Whether this is an accurate descriptive account of relations between Court and polity or Court and citizenry, and whether, as Friedman suggests, it also offers an attractive prescriptive model, are questions to which we will return. But in view of the narrative arc he has drawn, Friedman’s conclusion follows: “[W]hen it comes to the Constitution, [the People] are the highest court in the land.” Friedman, in other words, concurs with (and draws generously from) the political scientists who have mapped the modern Court’s relationship to public opinion polls; by their lights, the Court generally is attuned to the will of political majorities, and it molds constitutional law accordingly. Thus, Friedman concludes, the countermajoritarian difficulty that so troubled generations of constitutional scholars is a nonissue.

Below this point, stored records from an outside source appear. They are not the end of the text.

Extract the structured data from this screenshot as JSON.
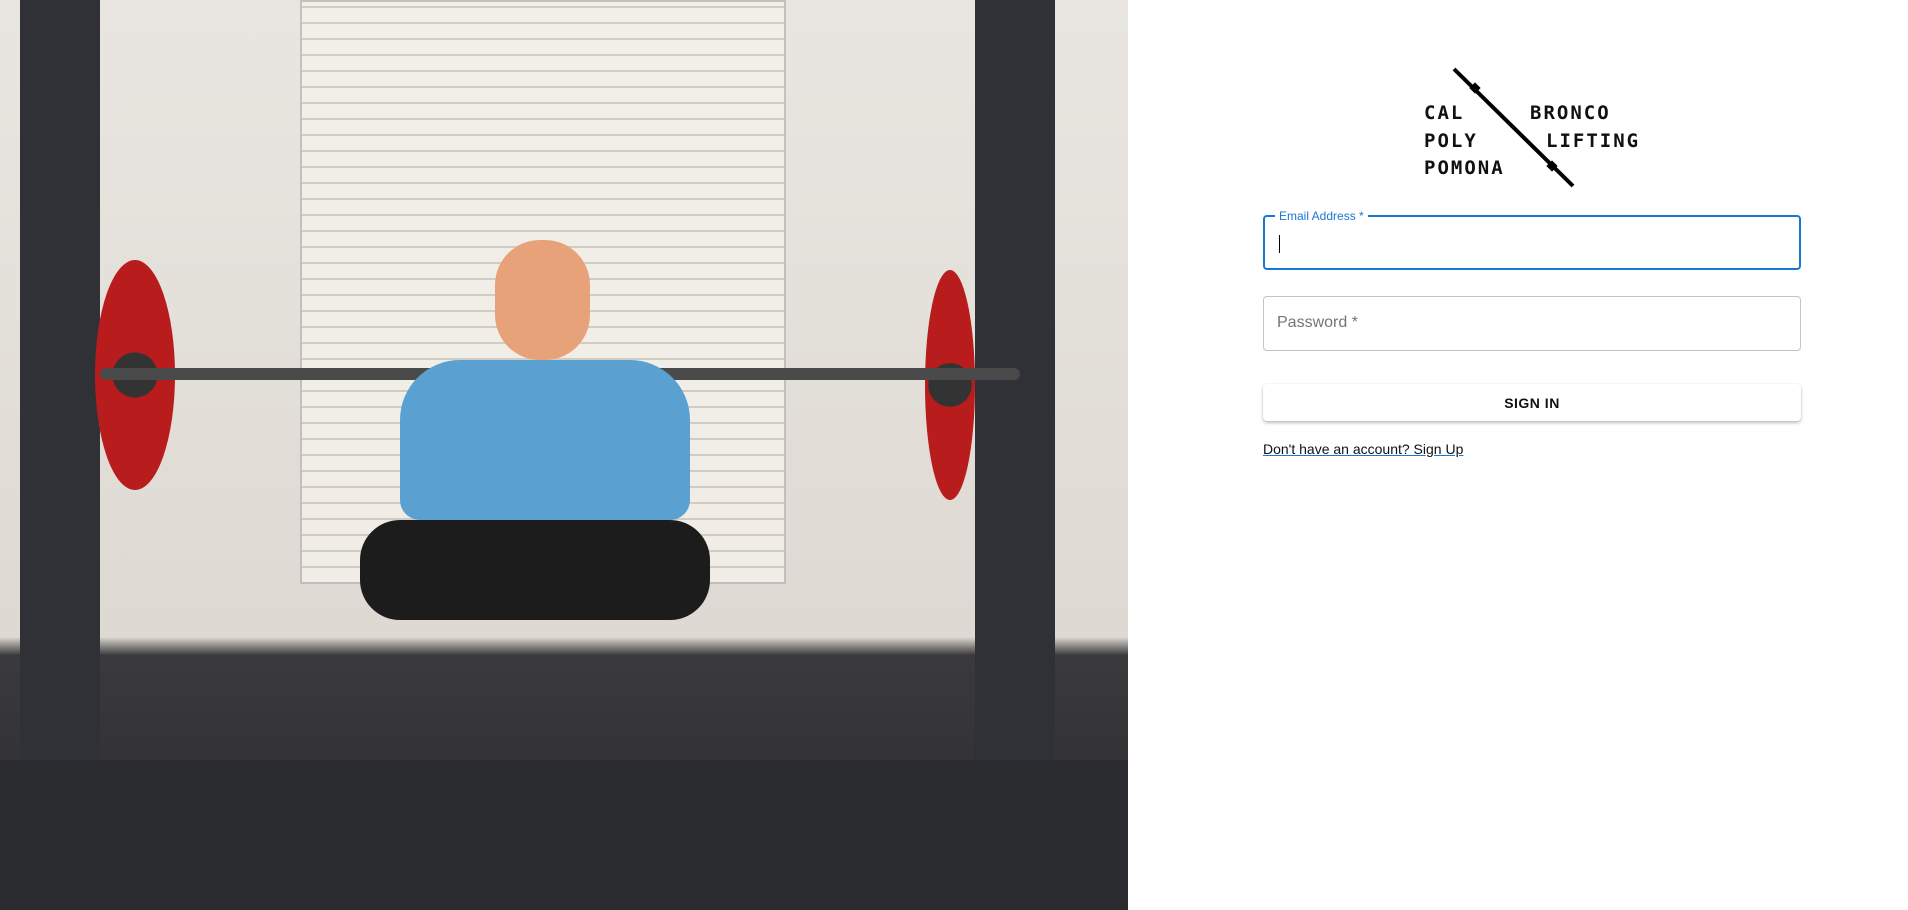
{
  "logo": {
    "line1_left": "CAL",
    "line1_right": "BRONCO",
    "line2_left": "POLY",
    "line2_right": "LIFTING",
    "line3_left": "POMONA"
  },
  "form": {
    "email_label": "Email Address *",
    "email_value": "",
    "password_label": "Password *",
    "password_value": "",
    "sign_in_label": "SIGN IN",
    "signup_link": "Don't have an account? Sign Up"
  },
  "colors": {
    "accent": "#1976d2"
  }
}
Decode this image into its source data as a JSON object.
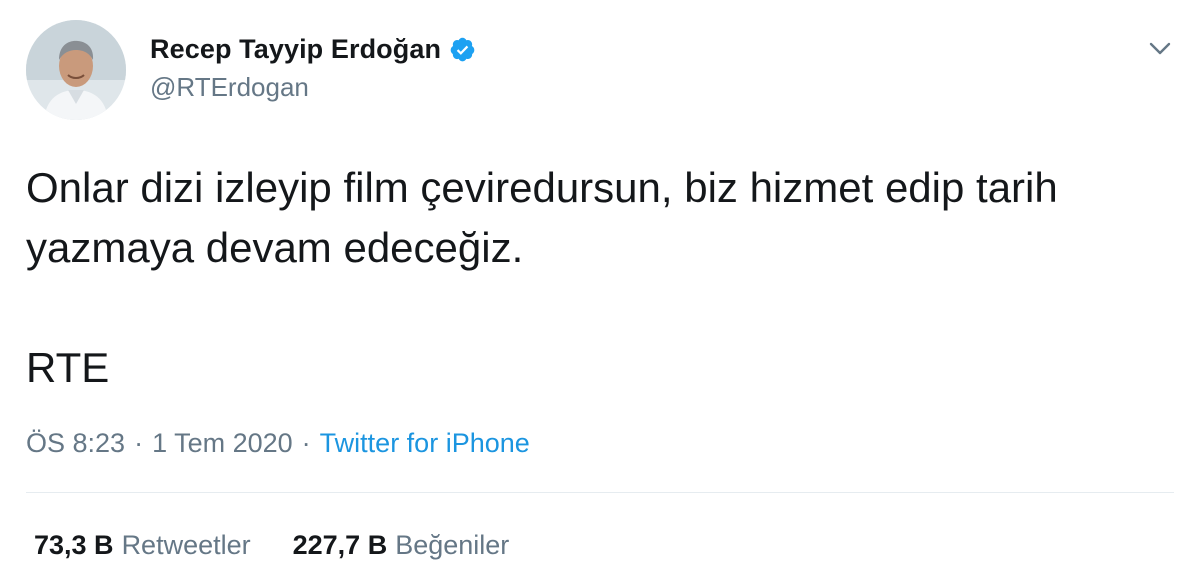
{
  "author": {
    "display_name": "Recep Tayyip Erdoğan",
    "handle": "@RTErdogan",
    "verified": true,
    "verified_icon": "verified-badge-icon"
  },
  "tweet": {
    "text": "Onlar dizi izleyip film çeviredursun, biz hizmet edip tarih\nyazmaya devam edeceğiz.",
    "signature": "RTE"
  },
  "meta": {
    "time": "ÖS 8:23",
    "separator": "·",
    "date": "1 Tem 2020",
    "source": "Twitter for iPhone"
  },
  "stats": {
    "retweets_count": "73,3 B",
    "retweets_label": "Retweetler",
    "likes_count": "227,7 B",
    "likes_label": "Beğeniler"
  },
  "colors": {
    "text": "#14171a",
    "secondary": "#657786",
    "link": "#1b95e0",
    "verified": "#1da1f2",
    "divider": "#e6ecf0"
  }
}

Barry Friedman’s new book The Will of the People attempts to dissolve constitutional law’s countermajoritarian difficulty by showing that, in practice, the Supreme Court does only what the public will tolerate. His account succeeds if “the countermajoritarian difficulty” refers to the threat that courts will run the country in ways that contravene majority preference, but not if the “the countermajoritarian difficulty” refers to the need to explain the legitimate sources of judicial authority in cases where decisions do contravene majority preference. Friedman’s book does not pursue the second possibility, and may suggest that doing so is unimportant, in part because of the limited latitude that public opinion gives the Court and in part because of skepticism about the enterprise of constitutional interpretation. This Essay argues that Supreme Court decisionmaking is important despite being constrained by public opinion and that the constraint of public opinion should sometimes be understood as an aspect of constitutional interpretation rather than as an alternative to it. Public opinion that approaches consensus is better understood as a contributing factor in the calculus of arriving at correct constitutional outcomes than as a force demonstrating the limits (or impossibility) of authentic constitutional interpretation.Barry Friedman, The Will of the People and the Process of Constitutional Change

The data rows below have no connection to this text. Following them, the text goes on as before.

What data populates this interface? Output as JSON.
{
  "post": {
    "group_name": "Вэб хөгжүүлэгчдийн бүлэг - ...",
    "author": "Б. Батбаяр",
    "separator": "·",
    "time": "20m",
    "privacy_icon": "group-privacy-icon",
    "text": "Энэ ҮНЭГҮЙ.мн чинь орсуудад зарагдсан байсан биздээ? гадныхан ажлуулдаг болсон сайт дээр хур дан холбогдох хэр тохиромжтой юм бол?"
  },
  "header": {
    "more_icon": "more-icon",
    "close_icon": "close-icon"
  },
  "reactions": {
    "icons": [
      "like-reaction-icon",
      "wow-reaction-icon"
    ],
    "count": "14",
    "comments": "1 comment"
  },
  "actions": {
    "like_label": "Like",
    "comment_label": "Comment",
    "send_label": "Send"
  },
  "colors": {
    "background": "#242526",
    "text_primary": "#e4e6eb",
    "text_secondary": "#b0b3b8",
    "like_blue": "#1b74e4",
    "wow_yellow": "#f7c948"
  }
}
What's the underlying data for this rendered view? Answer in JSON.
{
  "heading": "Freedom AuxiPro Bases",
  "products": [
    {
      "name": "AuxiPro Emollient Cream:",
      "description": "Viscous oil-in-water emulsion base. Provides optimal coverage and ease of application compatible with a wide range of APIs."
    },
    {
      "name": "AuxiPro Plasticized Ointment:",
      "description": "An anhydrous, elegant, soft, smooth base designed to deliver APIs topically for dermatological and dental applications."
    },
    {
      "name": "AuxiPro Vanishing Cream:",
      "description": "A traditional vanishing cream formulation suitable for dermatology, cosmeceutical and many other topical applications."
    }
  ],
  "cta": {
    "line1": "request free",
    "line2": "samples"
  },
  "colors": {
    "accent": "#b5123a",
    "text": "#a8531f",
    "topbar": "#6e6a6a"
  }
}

Professors Jenna Bednar, William Forbath, and Richard Primus have been more than generous in their comments on The Will of the People. Not simply because their kind words far exceeded the requirements of ordinary politeness when reviewing a book, but because they take much of the argument of The Will of the People as established and then move beyond it to a set of inquiries that really do deserve attention.Update. A post by Marc DeGirolami, St. John's Law, on the exchange between Professors White and Hamburger is here.

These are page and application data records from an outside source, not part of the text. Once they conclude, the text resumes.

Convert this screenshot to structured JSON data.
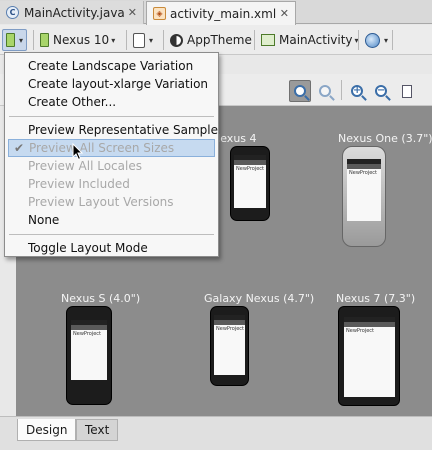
{
  "tabs": [
    {
      "label": "MainActivity.java",
      "icon": "java-class-icon"
    },
    {
      "label": "activity_main.xml",
      "icon": "xml-layout-icon"
    }
  ],
  "toolbar": {
    "device": "Nexus 10",
    "theme": "AppTheme",
    "activity": "MainActivity"
  },
  "menu": {
    "group1": [
      "Create Landscape Variation",
      "Create layout-xlarge Variation",
      "Create Other..."
    ],
    "group2": [
      {
        "label": "Preview Representative Sample",
        "enabled": true,
        "checked": false
      },
      {
        "label": "Preview All Screen Sizes",
        "enabled": false,
        "checked": true
      },
      {
        "label": "Preview All Locales",
        "enabled": false,
        "checked": false
      },
      {
        "label": "Preview Included",
        "enabled": false,
        "checked": false
      },
      {
        "label": "Preview Layout Versions",
        "enabled": false,
        "checked": false
      },
      {
        "label": "None",
        "enabled": true,
        "checked": false
      }
    ],
    "group3": [
      "Toggle Layout Mode"
    ]
  },
  "devices": [
    {
      "label": "Nexus 4"
    },
    {
      "label": "Nexus One (3.7\")"
    },
    {
      "label": "Nexus S (4.0\")"
    },
    {
      "label": "Galaxy Nexus (4.7\")"
    },
    {
      "label": "Nexus 7 (7.3\")"
    }
  ],
  "screen_text": "NewProject",
  "bottom_tabs": [
    "Design",
    "Text"
  ],
  "colors": {
    "accent": "#c6daf0",
    "canvas": "#8c8c8c"
  }
}
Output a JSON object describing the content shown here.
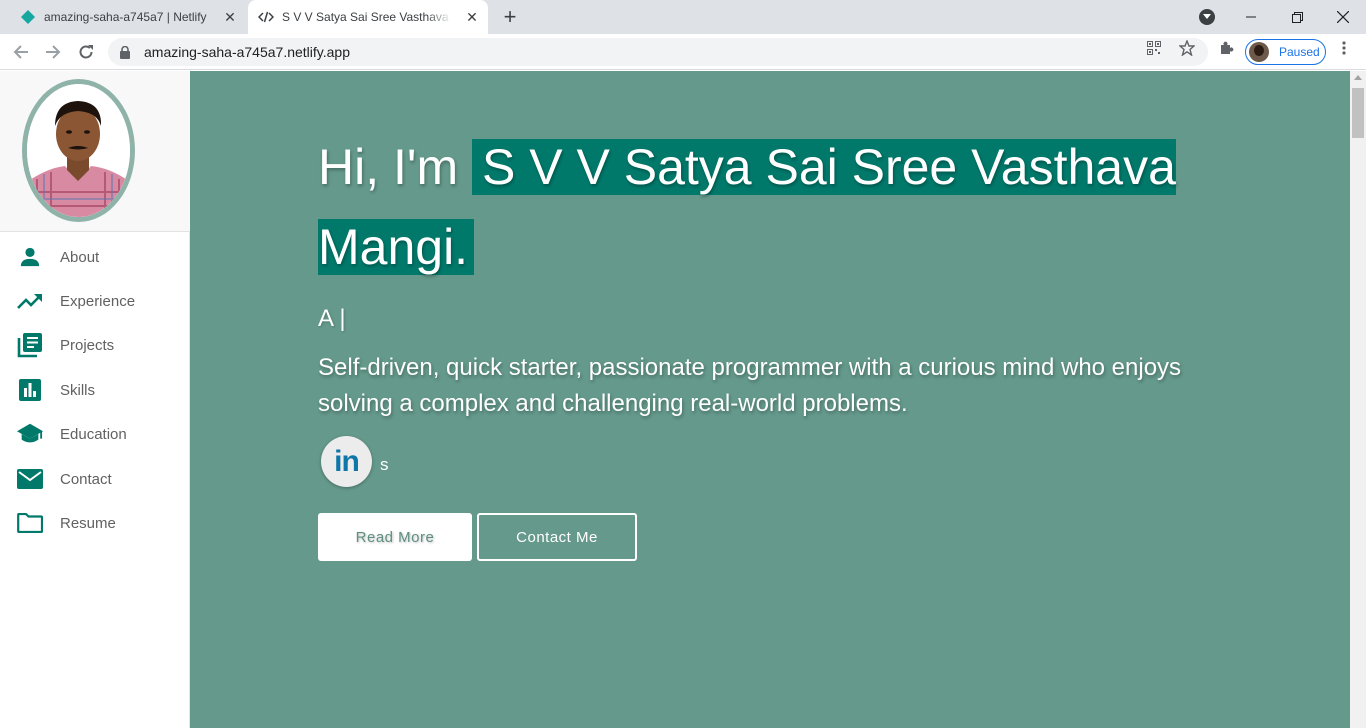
{
  "browser": {
    "tabs": [
      {
        "title": "amazing-saha-a745a7 | Netlify",
        "active": false
      },
      {
        "title": "S V V Satya Sai Sree Vasthava Mangi",
        "active": true
      }
    ],
    "url": "amazing-saha-a745a7.netlify.app",
    "profile_status": "Paused"
  },
  "sidebar": {
    "items": [
      {
        "label": "About",
        "icon": "person-icon"
      },
      {
        "label": "Experience",
        "icon": "trending-up-icon"
      },
      {
        "label": "Projects",
        "icon": "library-books-icon"
      },
      {
        "label": "Skills",
        "icon": "bar-chart-icon"
      },
      {
        "label": "Education",
        "icon": "school-icon"
      },
      {
        "label": "Contact",
        "icon": "mail-icon"
      },
      {
        "label": "Resume",
        "icon": "folder-icon"
      }
    ]
  },
  "hero": {
    "greeting": "Hi, I'm",
    "name": "S V V Satya Sai Sree Vasthava Mangi.",
    "typed_text": "A |",
    "tagline": "Self-driven, quick starter, passionate programmer with a curious mind who enjoys solving a complex and challenging real-world problems.",
    "linkedin_label": "in",
    "social_suffix": "s",
    "read_more": "Read More",
    "contact_me": "Contact Me"
  },
  "colors": {
    "accent": "#00796b",
    "hero_bg": "#64998b",
    "sidebar_icon": "#00796b"
  }
}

Collectively, their comments raise important questions regarding a subject that rests at the heart of The Will of the People: the process of constitutional change. My goal here is to acknowledge and offer some response to those questions. It will be clear that there is much to know and much yet to understand. As Professor Bednar correctly observes, the concluding chapter of The Will of the People raises as many issues as it resolves. The Will of the People was written to change the conversation about judicial review, to shift the focus of the academy. I intended it effectively to set out a research agenda for further inquiry about judicial review.